Peppermint is often thought of as a culinary herb, and we have it growing plentifully in many back gardens all over the world. I wonder how many people think to use it in a medicinal sense. It is one of the ingredients in our new Digestive Tea, so let’s take a closer look at the aromatic herb that is Peppermint.
What does it do?
Peppermint calms spasms (it’s a spasmolytic), calms the digestive tract, helps with nausea as it is an anti-emetic, it’s a very good anti-microbial herb, helps with coughs and if you have painful and itchy skin a cold compress of peppermint is very soothing.
What part is used?
The Leaf is used in culinary and medicinal purposes. We herbalists call this the “aerial parts”.
What can you use it for?
Because it is such a calming herb, particularly for the gut, it has a relaxing action on the muscles in the gut - but it is also great at stimulating bile and digestive juice production – which means it helps in cases of gas/flatulence, cramps, dyspepsia and colic. It is great for morning sickness, travel sickness and nausea. This is because the volatile oil contained within the herb slightly anaesthetises the stomach wall. I have found this herb to be very useful during migraines or bad headaches, especially if they are related to food intolerance.
Symptoms which respond to Peppermint:
A few drops of peppermint oil on a cool cloth is soothing for headaches.
Dyspepsia, colic, gas, flatulence, baby colic, gall bladder pain, gastritis, nausea, morning sickness, colds, flus, catarrh and excess phlegm, sinus infections and headaches.

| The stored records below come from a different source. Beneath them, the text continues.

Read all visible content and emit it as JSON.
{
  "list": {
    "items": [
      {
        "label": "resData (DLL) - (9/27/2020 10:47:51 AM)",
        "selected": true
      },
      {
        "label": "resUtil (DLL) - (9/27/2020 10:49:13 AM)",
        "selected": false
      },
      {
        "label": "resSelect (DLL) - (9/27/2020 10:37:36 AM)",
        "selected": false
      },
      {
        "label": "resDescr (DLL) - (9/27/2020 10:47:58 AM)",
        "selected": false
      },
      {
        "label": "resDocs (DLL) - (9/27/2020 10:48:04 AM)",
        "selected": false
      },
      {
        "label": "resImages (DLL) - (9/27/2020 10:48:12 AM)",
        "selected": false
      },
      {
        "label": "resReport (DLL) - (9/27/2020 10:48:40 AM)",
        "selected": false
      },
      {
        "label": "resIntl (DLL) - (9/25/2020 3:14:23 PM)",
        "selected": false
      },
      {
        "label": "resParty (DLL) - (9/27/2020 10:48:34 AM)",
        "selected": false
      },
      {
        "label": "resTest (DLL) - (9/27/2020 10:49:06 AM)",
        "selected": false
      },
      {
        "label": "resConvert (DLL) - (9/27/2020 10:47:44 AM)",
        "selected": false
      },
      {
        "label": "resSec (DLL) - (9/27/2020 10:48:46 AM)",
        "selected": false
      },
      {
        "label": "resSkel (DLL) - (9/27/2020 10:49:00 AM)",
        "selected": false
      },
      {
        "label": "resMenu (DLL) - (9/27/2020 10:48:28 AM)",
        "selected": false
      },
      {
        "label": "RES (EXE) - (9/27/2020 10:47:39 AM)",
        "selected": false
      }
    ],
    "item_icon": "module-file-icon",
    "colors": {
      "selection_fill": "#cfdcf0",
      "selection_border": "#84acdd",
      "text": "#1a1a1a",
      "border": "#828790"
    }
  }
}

As an aside, I love to serve Peppermint crushed in ice over the summer months – it is so cooling and soothing while the weather is so hot and humid.
Till next time